§ **About this exercise**: Looking at the entries, how many lines hold the word "moves"? State the number by itself.

-=-=-

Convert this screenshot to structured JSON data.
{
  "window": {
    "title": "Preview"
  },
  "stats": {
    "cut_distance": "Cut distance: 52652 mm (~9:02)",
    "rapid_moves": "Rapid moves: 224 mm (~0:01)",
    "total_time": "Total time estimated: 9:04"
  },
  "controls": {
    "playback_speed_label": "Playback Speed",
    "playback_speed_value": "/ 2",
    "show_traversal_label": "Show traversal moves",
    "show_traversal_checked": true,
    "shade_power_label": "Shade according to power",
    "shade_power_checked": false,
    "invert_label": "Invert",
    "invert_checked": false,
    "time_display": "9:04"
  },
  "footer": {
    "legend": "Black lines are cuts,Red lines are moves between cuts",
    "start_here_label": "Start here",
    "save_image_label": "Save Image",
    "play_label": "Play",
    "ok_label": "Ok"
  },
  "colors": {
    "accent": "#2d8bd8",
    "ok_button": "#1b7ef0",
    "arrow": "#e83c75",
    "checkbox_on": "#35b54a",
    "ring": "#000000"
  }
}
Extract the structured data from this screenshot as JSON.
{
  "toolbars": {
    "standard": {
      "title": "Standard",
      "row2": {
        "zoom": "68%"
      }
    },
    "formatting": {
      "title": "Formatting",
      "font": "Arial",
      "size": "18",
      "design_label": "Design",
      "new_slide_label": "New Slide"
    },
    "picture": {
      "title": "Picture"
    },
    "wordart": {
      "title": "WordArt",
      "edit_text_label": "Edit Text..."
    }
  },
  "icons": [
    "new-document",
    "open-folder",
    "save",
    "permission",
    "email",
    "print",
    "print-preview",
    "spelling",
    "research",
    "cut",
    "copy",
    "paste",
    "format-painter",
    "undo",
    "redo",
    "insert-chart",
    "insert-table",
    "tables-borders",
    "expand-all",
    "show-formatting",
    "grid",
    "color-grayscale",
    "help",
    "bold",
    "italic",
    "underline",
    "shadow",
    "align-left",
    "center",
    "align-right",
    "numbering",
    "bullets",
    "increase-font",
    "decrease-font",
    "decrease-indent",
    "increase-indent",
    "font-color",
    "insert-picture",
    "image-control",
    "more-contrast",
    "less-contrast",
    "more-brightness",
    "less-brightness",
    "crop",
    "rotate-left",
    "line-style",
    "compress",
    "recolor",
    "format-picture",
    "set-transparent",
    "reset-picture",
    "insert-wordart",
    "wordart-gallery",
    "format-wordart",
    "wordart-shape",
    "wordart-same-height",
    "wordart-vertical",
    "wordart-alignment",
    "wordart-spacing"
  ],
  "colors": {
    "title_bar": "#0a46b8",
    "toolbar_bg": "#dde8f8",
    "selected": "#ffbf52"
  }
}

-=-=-

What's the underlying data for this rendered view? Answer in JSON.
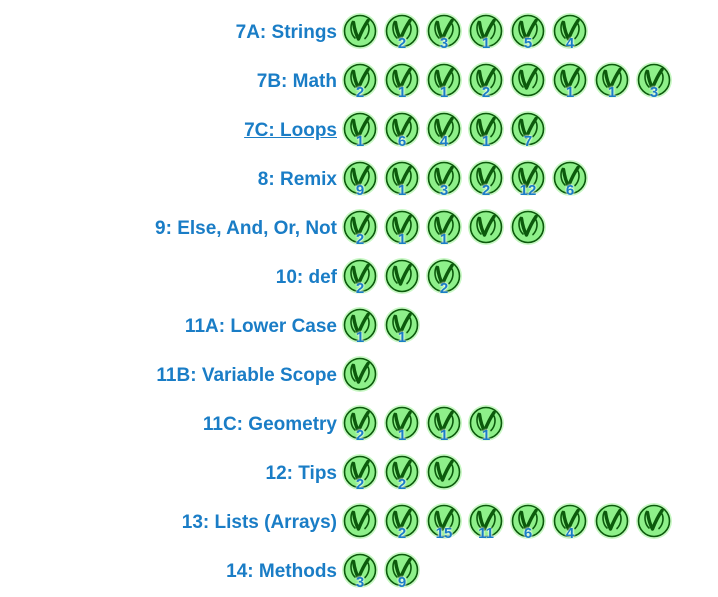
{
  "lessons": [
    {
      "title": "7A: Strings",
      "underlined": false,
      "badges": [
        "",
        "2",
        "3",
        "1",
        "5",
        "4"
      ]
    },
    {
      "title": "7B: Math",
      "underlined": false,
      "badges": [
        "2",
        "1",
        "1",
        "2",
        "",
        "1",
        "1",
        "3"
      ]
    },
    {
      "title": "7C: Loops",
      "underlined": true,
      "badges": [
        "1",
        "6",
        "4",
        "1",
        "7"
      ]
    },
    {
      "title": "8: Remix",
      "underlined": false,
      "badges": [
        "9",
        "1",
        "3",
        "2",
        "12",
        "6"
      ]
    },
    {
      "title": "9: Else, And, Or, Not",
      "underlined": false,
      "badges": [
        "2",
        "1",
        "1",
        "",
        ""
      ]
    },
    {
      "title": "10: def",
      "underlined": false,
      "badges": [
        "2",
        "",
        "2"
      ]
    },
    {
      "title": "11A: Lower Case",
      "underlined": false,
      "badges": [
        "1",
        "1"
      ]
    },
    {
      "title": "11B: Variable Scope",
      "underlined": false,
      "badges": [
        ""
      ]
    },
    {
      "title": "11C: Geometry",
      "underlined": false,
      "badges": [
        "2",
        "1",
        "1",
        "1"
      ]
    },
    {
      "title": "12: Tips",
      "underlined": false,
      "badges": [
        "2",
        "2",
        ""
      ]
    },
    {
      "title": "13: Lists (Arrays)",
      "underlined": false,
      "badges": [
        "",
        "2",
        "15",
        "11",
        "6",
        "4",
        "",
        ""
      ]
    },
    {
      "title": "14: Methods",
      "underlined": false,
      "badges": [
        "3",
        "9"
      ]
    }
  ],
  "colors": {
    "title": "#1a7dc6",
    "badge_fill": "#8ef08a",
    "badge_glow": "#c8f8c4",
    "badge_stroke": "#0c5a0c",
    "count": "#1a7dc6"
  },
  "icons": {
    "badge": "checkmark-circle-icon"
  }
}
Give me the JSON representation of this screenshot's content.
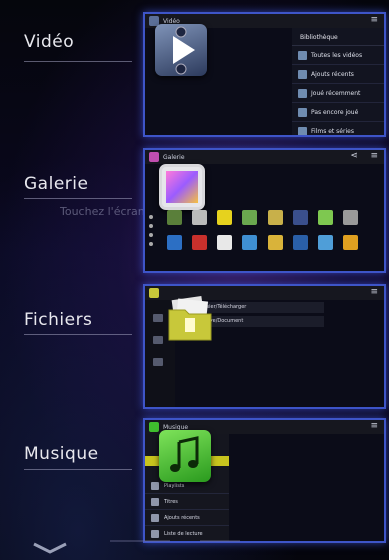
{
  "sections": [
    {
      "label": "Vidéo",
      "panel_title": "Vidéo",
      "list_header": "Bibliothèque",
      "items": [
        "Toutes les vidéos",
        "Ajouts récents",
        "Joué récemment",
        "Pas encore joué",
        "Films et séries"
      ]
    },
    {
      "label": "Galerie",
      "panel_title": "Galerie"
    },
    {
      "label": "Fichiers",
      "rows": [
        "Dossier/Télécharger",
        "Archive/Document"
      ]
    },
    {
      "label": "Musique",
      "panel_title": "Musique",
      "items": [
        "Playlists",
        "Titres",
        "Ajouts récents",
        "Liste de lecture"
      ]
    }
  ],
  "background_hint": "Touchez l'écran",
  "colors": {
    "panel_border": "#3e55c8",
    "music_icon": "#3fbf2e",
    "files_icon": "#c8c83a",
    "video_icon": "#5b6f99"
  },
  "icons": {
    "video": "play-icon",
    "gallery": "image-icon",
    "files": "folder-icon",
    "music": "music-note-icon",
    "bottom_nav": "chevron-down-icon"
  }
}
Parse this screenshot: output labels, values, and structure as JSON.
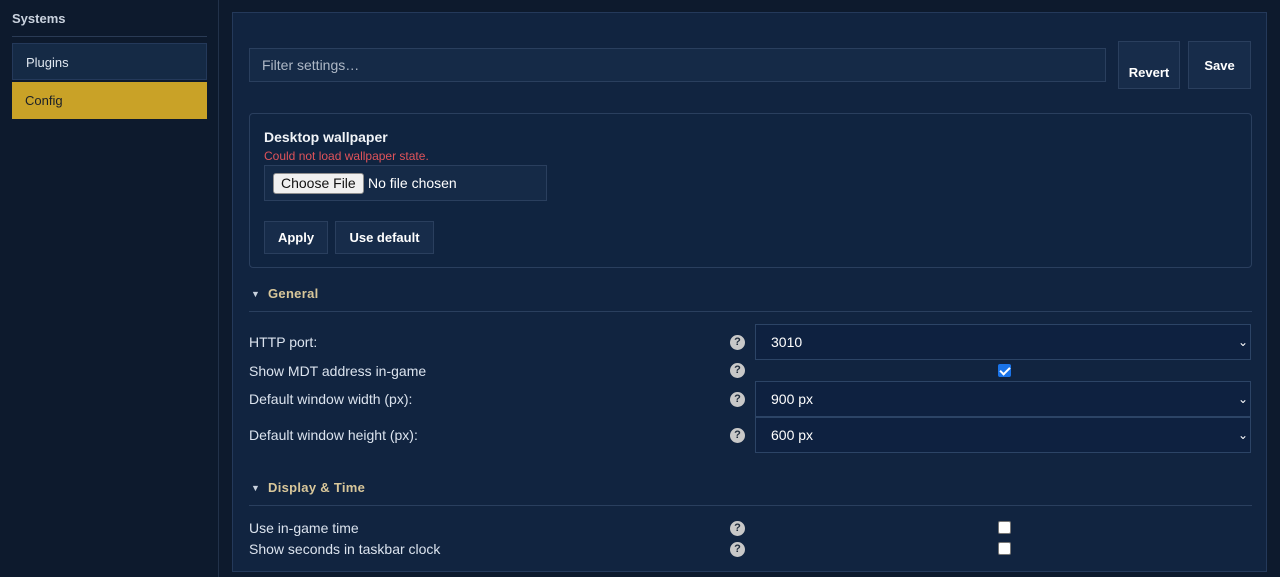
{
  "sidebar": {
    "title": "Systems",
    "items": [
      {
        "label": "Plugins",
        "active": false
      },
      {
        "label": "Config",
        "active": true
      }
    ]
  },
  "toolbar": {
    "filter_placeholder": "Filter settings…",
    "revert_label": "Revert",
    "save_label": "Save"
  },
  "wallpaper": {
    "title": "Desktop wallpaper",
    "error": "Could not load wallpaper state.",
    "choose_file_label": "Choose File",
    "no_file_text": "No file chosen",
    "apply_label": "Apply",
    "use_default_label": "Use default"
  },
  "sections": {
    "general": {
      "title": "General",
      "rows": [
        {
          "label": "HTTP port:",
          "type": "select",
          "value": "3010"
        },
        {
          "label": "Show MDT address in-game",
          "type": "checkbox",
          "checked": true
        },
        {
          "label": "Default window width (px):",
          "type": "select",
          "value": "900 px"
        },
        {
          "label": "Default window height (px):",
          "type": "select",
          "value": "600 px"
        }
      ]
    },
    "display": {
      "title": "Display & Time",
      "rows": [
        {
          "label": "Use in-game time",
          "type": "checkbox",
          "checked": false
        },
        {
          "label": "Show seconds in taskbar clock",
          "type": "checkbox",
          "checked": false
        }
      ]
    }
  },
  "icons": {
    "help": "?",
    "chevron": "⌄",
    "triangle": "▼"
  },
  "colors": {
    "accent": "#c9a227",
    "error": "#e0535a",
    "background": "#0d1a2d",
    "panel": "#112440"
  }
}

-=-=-

§ **Written answer**: 3